“Parents need to get involved with all aspects of their kids life. Finding an activity to stimulate and motivate is the key to communication,” articulates Ken Klarfeld, Jasmyn’s father. As the teenager works toward independence and self-control, the parents’ attitude to their struggle is crucial to their success. Parents and teenagers will both do much better if parents can keep a sense of perspective.
However, it’s easier said than done. Teens are out of balance at the same time as their parents are struggling with their own mid-life crisis. While teens are in tears by each new pimple, parents may be stressing over each new wrinkle. While teens are gradually acquiring more personal power and creating their own identity, parents are often beginning to confront their own limitations and the loss of their own identity.
The bottom line? Jasmyn’s thoughts are “really listen to your kids, figure out what motivates and drives them, and then USE that to encourage the behavior you want from them.” In hindsight, Ken expresses “Create positive incentives for change. Find an outlet for your child to express themselves and be challenged. The best remedy (to get through chaos) is prevention.”
Ken Klarfeld is a licensed foster parent in the state of California. He currently resides in Eugene, Or. with his wife of 22 years and two young children. Jasmyn Klarfeld was recently the keynote speaker at the Hillcrest Correctional Facility in Salem, Oregon. She works fulltime as a sales executive while raising her two school age children. Jasmyn also plans to finish her degree in psychology.

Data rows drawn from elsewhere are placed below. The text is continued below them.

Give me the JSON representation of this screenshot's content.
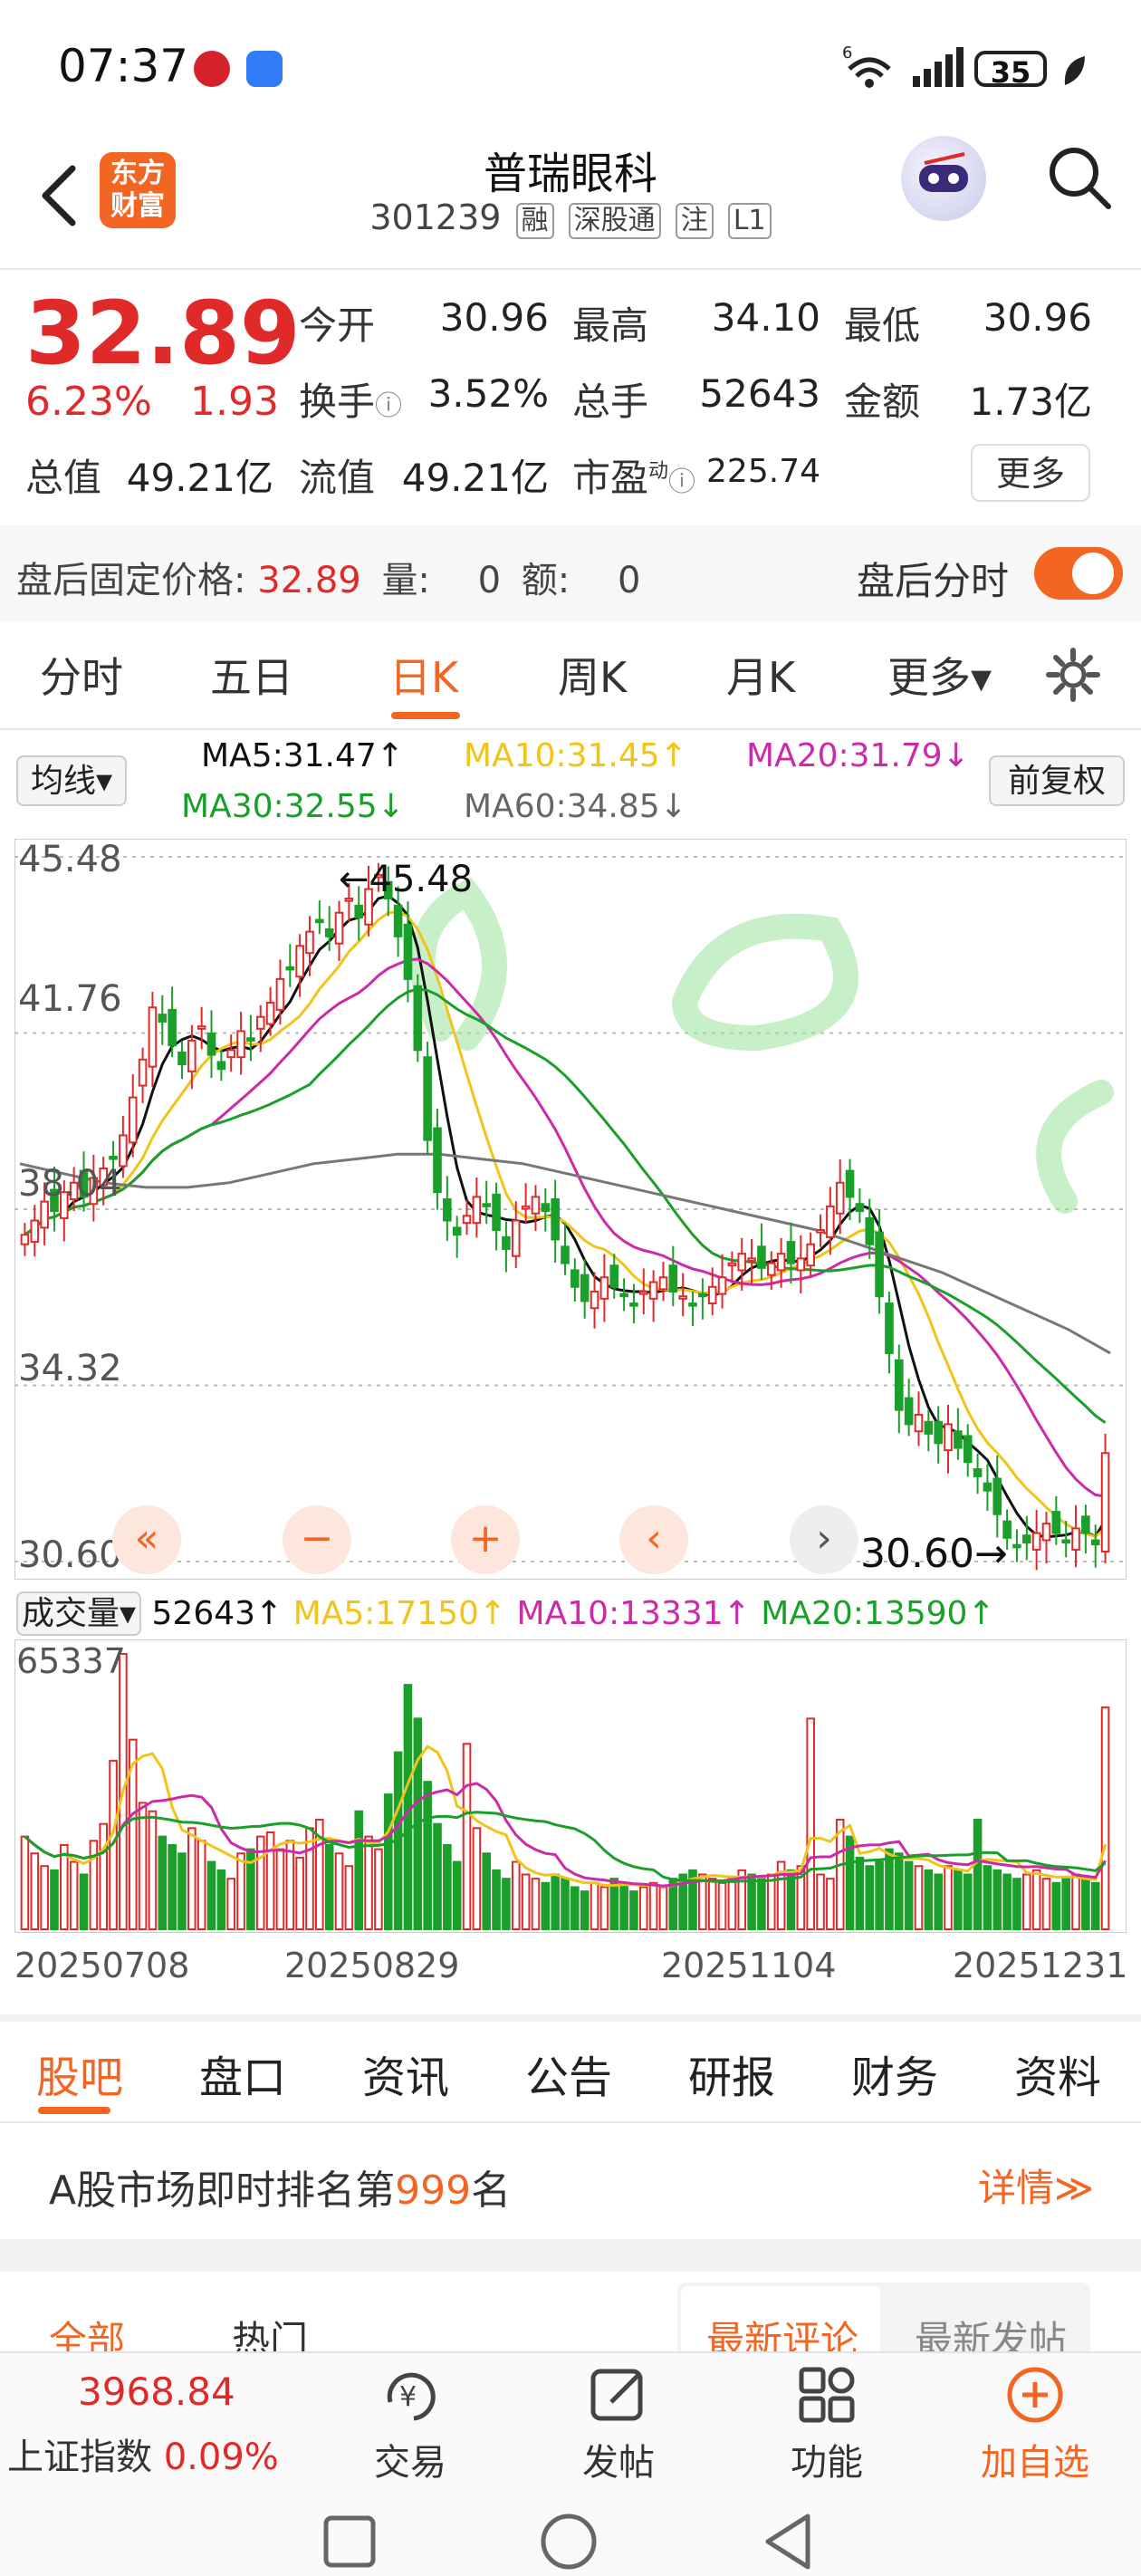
{
  "status_bar": {
    "time": "07:37",
    "battery": "35",
    "network": "6"
  },
  "header": {
    "logo_text_1": "东方",
    "logo_text_2": "财富",
    "stock_name": "普瑞眼科",
    "stock_code": "301239",
    "tags": [
      "融",
      "深股通",
      "注",
      "L1"
    ]
  },
  "quote": {
    "price": "32.89",
    "change_pct": "6.23%",
    "change_abs": "1.93",
    "open_label": "今开",
    "open_value": "30.96",
    "high_label": "最高",
    "high_value": "34.10",
    "low_label": "最低",
    "low_value": "30.96",
    "turnover_label": "换手",
    "turnover_value": "3.52%",
    "volume_label": "总手",
    "volume_value": "52643",
    "amount_label": "金额",
    "amount_value": "1.73亿",
    "mktcap_label": "总值",
    "mktcap_value": "49.21亿",
    "float_label": "流值",
    "float_value": "49.21亿",
    "pe_label": "市盈",
    "pe_superscript": "动",
    "pe_value": "225.74",
    "more_label": "更多"
  },
  "after_hours": {
    "label": "盘后固定价格:",
    "price": "32.89",
    "vol_label": "量:",
    "vol_value": "0",
    "amt_label": "额:",
    "amt_value": "0",
    "intraday_label": "盘后分时",
    "toggle_on": true
  },
  "chart_tabs": [
    {
      "label": "分时"
    },
    {
      "label": "五日"
    },
    {
      "label": "日K"
    },
    {
      "label": "周K"
    },
    {
      "label": "月K"
    },
    {
      "label": "更多▾"
    }
  ],
  "active_chart_tab": "日K",
  "ma_bar": {
    "select_label": "均线▾",
    "ma5": "MA5:31.47↑",
    "ma10": "MA10:31.45↑",
    "ma20": "MA20:31.79↓",
    "ma30": "MA30:32.55↓",
    "ma60": "MA60:34.85↓",
    "adjust_label": "前复权"
  },
  "colors": {
    "up": "#e02a2a",
    "down": "#1aa02a",
    "ma5": "#111111",
    "ma10": "#f0c419",
    "ma20": "#cc2aa8",
    "ma30": "#1aa02a",
    "ma60": "#777777",
    "accent": "#f26522"
  },
  "kline": {
    "high_marker": "←45.48",
    "low_marker": "30.60→",
    "nav_icons": [
      "double-left-icon",
      "zoom-out-icon",
      "zoom-in-icon",
      "left-icon",
      "right-icon"
    ]
  },
  "volume_bar": {
    "select_label": "成交量▾",
    "vol": "52643↑",
    "ma5": "MA5:17150↑",
    "ma10": "MA10:13331↑",
    "ma20": "MA20:13590↑",
    "max_label": "65337"
  },
  "chart_data": {
    "type": "candlestick",
    "y_ticks": [
      "45.48",
      "41.76",
      "38.04",
      "34.32",
      "30.60"
    ],
    "ylim": [
      30.6,
      45.48
    ],
    "x_ticks": [
      "20250708",
      "20250829",
      "20251104",
      "20251231"
    ],
    "close_series": [
      37.5,
      37.8,
      38.2,
      38.0,
      38.4,
      38.6,
      38.3,
      38.7,
      38.9,
      39.1,
      39.6,
      40.4,
      41.2,
      42.3,
      42.0,
      41.5,
      41.1,
      41.6,
      41.9,
      41.3,
      41.0,
      41.4,
      41.8,
      41.6,
      42.1,
      42.4,
      42.9,
      43.1,
      43.6,
      43.9,
      44.1,
      43.8,
      44.3,
      44.6,
      44.2,
      44.8,
      45.1,
      44.6,
      43.8,
      42.9,
      41.4,
      39.5,
      38.4,
      37.8,
      37.5,
      37.9,
      38.3,
      38.1,
      37.6,
      37.2,
      37.8,
      38.1,
      38.3,
      38.0,
      37.4,
      36.9,
      36.4,
      36.1,
      36.3,
      36.6,
      36.4,
      36.2,
      36.0,
      36.3,
      36.5,
      36.6,
      36.3,
      36.2,
      36.0,
      36.2,
      36.4,
      36.6,
      36.9,
      37.1,
      37.0,
      36.8,
      36.9,
      37.1,
      36.9,
      37.0,
      37.3,
      37.6,
      38.1,
      38.6,
      38.3,
      38.0,
      37.3,
      36.2,
      35.0,
      33.8,
      33.5,
      33.7,
      33.3,
      33.1,
      33.5,
      33.0,
      32.7,
      32.4,
      32.1,
      31.6,
      31.1,
      30.9,
      31.0,
      31.2,
      31.4,
      31.2,
      31.0,
      31.3,
      31.2,
      30.96,
      32.89
    ],
    "volume_series": [
      22000,
      18000,
      15000,
      14000,
      20000,
      16000,
      13000,
      21000,
      25000,
      40000,
      65337,
      45000,
      30000,
      28000,
      22000,
      20000,
      18000,
      24000,
      21000,
      16000,
      14000,
      12000,
      18000,
      19000,
      22000,
      23000,
      19000,
      21000,
      17000,
      24000,
      26000,
      20000,
      18000,
      15000,
      28000,
      22000,
      19000,
      32000,
      42000,
      58000,
      50000,
      35000,
      25000,
      20000,
      16000,
      44000,
      24000,
      18000,
      14000,
      12000,
      16000,
      13000,
      12000,
      11000,
      13000,
      12000,
      10000,
      9000,
      11000,
      10000,
      12000,
      11000,
      9000,
      10000,
      11000,
      10000,
      12000,
      13000,
      14000,
      13000,
      12000,
      11000,
      12000,
      14000,
      13000,
      12000,
      13000,
      16000,
      14000,
      15000,
      50000,
      13000,
      12000,
      26000,
      22000,
      17000,
      15000,
      16000,
      19000,
      18000,
      16000,
      15000,
      14000,
      13000,
      15000,
      14000,
      13000,
      26000,
      15000,
      14000,
      13000,
      12000,
      13000,
      14000,
      12000,
      11000,
      12000,
      13000,
      12000,
      11000,
      52643
    ],
    "ma60_series": [
      39.0,
      38.8,
      38.6,
      38.5,
      38.5,
      38.6,
      38.8,
      39.0,
      39.1,
      39.2,
      39.2,
      39.1,
      39.0,
      38.8,
      38.6,
      38.4,
      38.2,
      38.0,
      37.8,
      37.6,
      37.3,
      37.0,
      36.7,
      36.3,
      35.9,
      35.5,
      35.0
    ]
  },
  "bottom_tabs": [
    {
      "label": "股吧"
    },
    {
      "label": "盘口"
    },
    {
      "label": "资讯"
    },
    {
      "label": "公告"
    },
    {
      "label": "研报"
    },
    {
      "label": "财务"
    },
    {
      "label": "资料"
    }
  ],
  "rank": {
    "prefix": "A股市场即时排名第",
    "number": "999",
    "suffix": "名",
    "detail": "详情≫"
  },
  "feed_tabs": {
    "all": "全部",
    "hot": "热门",
    "latest_comment": "最新评论",
    "latest_post": "最新发帖"
  },
  "bottom_nav": {
    "index_value": "3968.84",
    "index_name": "上证指数",
    "index_change": "0.09%",
    "items": [
      {
        "label": "交易",
        "icon": "yuan-cycle-icon"
      },
      {
        "label": "发帖",
        "icon": "edit-icon"
      },
      {
        "label": "功能",
        "icon": "grid-icon"
      },
      {
        "label": "加自选",
        "icon": "plus-circle-icon"
      }
    ]
  }
}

“He Said, She Said: A Father Daughter’s Perspective” may be purchased at any online book store or from the authors.